* [Task objective] Among the entries, how many lines hold the word "chevron"? Respond with that number only.

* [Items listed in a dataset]
┏━━

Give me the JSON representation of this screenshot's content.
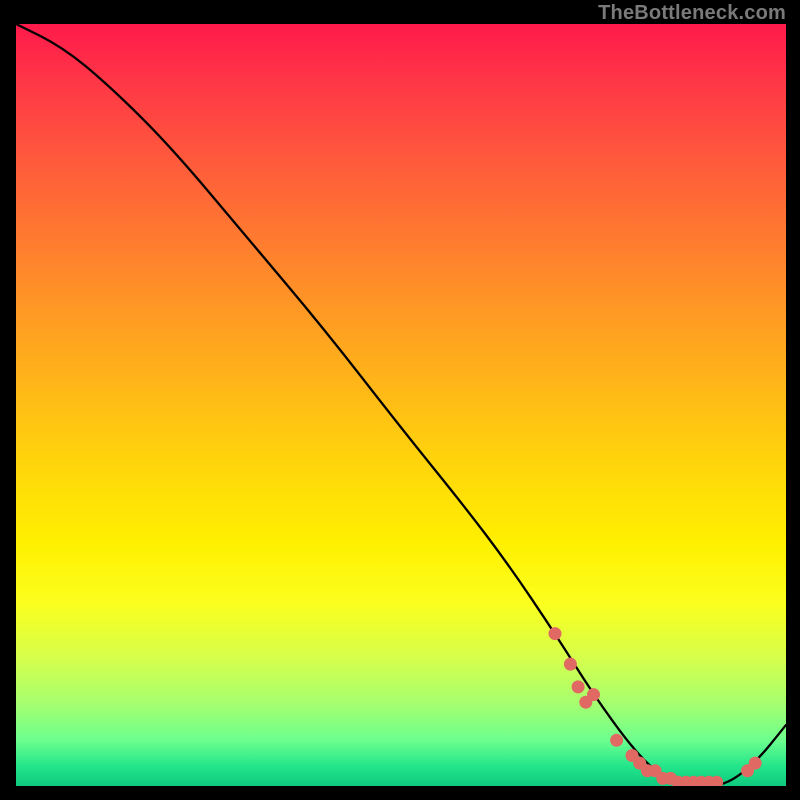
{
  "attribution": "TheBottleneck.com",
  "chart_data": {
    "type": "line",
    "title": "",
    "xlabel": "",
    "ylabel": "",
    "xlim": [
      0,
      100
    ],
    "ylim": [
      0,
      100
    ],
    "series": [
      {
        "name": "curve",
        "x": [
          0,
          6,
          12,
          20,
          30,
          40,
          50,
          58,
          64,
          70,
          75,
          80,
          84,
          88,
          92,
          96,
          100
        ],
        "y": [
          100,
          97,
          92,
          84,
          72,
          60,
          47,
          37,
          29,
          20,
          12,
          5,
          1,
          0,
          0,
          3,
          8
        ]
      }
    ],
    "marker_cluster": {
      "name": "dots",
      "points": [
        {
          "x": 70,
          "y": 20
        },
        {
          "x": 72,
          "y": 16
        },
        {
          "x": 73,
          "y": 13
        },
        {
          "x": 74,
          "y": 11
        },
        {
          "x": 75,
          "y": 12
        },
        {
          "x": 78,
          "y": 6
        },
        {
          "x": 80,
          "y": 4
        },
        {
          "x": 81,
          "y": 3
        },
        {
          "x": 82,
          "y": 2
        },
        {
          "x": 83,
          "y": 2
        },
        {
          "x": 84,
          "y": 1
        },
        {
          "x": 85,
          "y": 1
        },
        {
          "x": 86,
          "y": 0.5
        },
        {
          "x": 87,
          "y": 0.5
        },
        {
          "x": 88,
          "y": 0.5
        },
        {
          "x": 89,
          "y": 0.5
        },
        {
          "x": 90,
          "y": 0.5
        },
        {
          "x": 91,
          "y": 0.5
        },
        {
          "x": 95,
          "y": 2
        },
        {
          "x": 96,
          "y": 3
        }
      ]
    },
    "colors": {
      "curve": "#000000",
      "markers": "#e06a63",
      "gradient_top": "#ff1a4b",
      "gradient_mid": "#fff000",
      "gradient_bottom": "#0fc97e"
    }
  }
}
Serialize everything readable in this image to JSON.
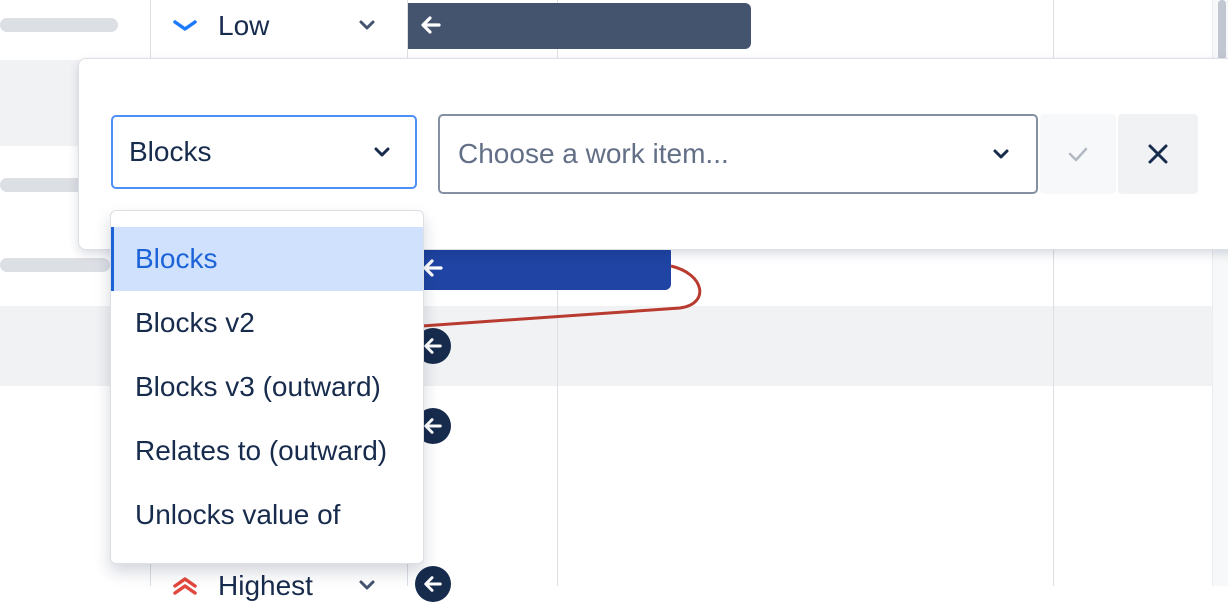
{
  "background_rows": {
    "top_priority": {
      "label": "Low",
      "icon": "chevron-low-icon",
      "color": "#1d7afc"
    },
    "bottom_priority": {
      "label": "Highest",
      "icon": "chevron-highest-icon",
      "color": "#e2483d"
    }
  },
  "link_form": {
    "link_type": {
      "value": "Blocks",
      "icon": "chevron-down-icon"
    },
    "work_item": {
      "placeholder": "Choose a work item...",
      "icon": "chevron-down-icon"
    },
    "confirm_icon": "check-icon",
    "cancel_icon": "close-icon"
  },
  "link_type_menu": {
    "options": [
      {
        "label": "Blocks",
        "selected": true
      },
      {
        "label": "Blocks v2",
        "selected": false
      },
      {
        "label": "Blocks v3 (outward)",
        "selected": false
      },
      {
        "label": "Relates to (outward)",
        "selected": false
      },
      {
        "label": "Unlocks value of",
        "selected": false
      }
    ]
  },
  "colors": {
    "accent": "#1d63d8",
    "selected_bg": "#cfe1fd",
    "bar_dark": "#44546f",
    "bar_blue": "#1f44a3",
    "dependency_line": "#c0392b"
  }
}
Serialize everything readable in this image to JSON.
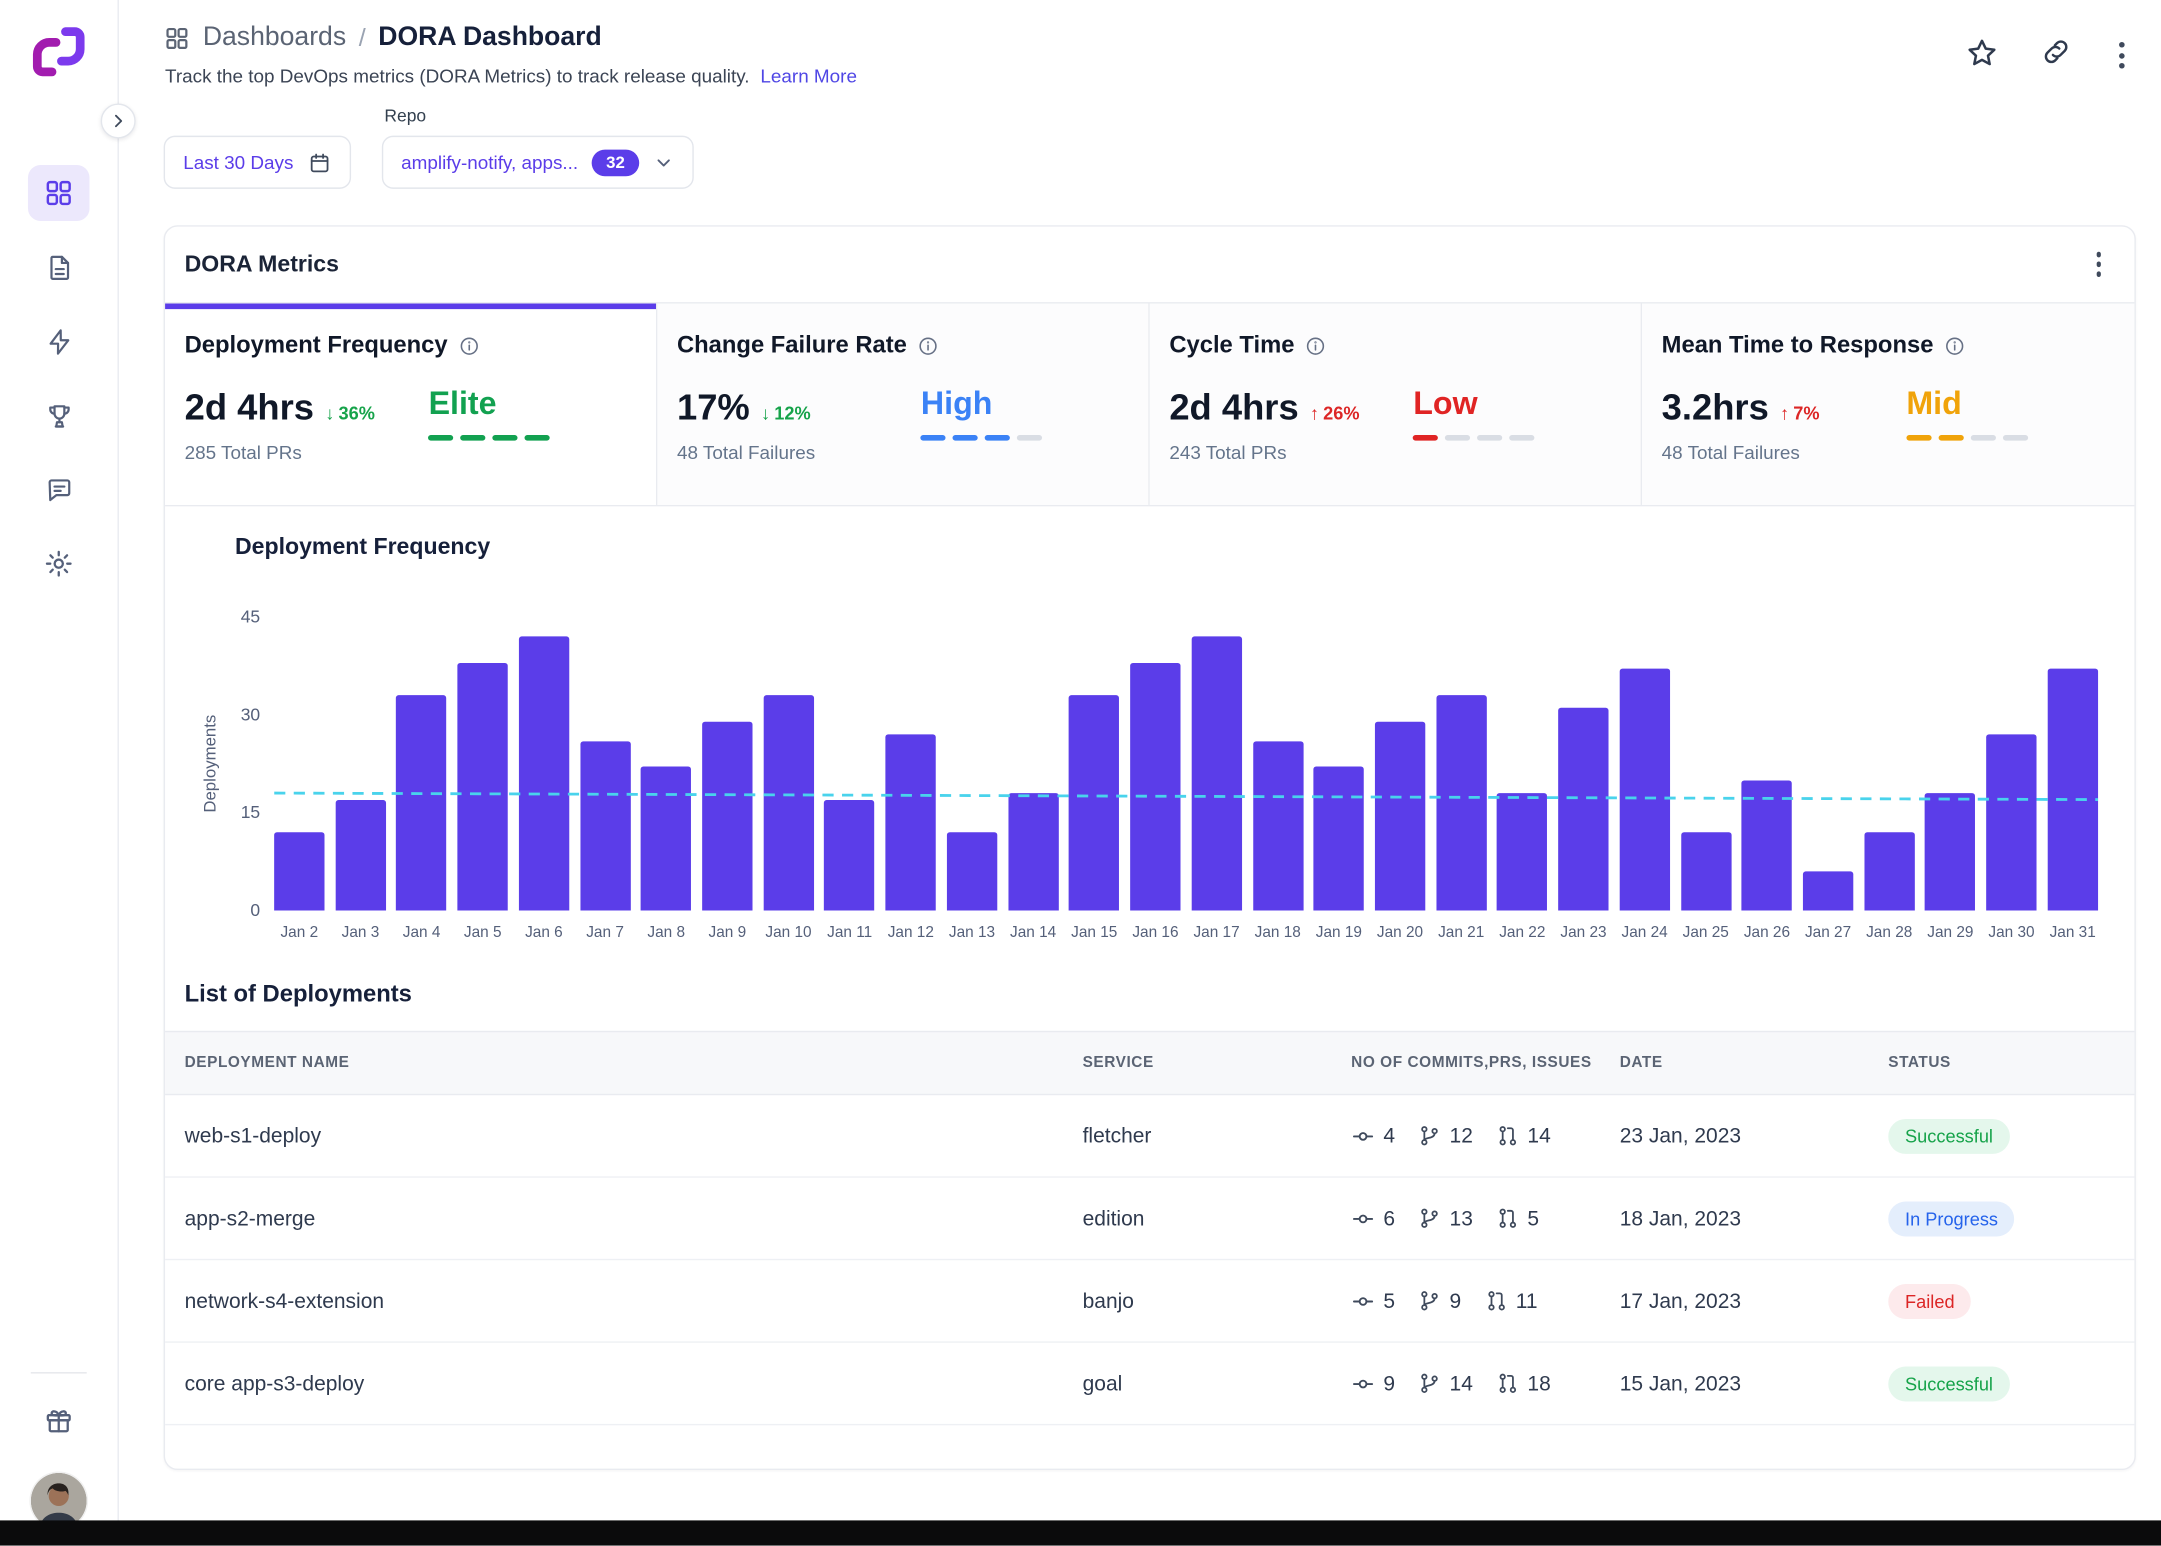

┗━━

* [Output below] 4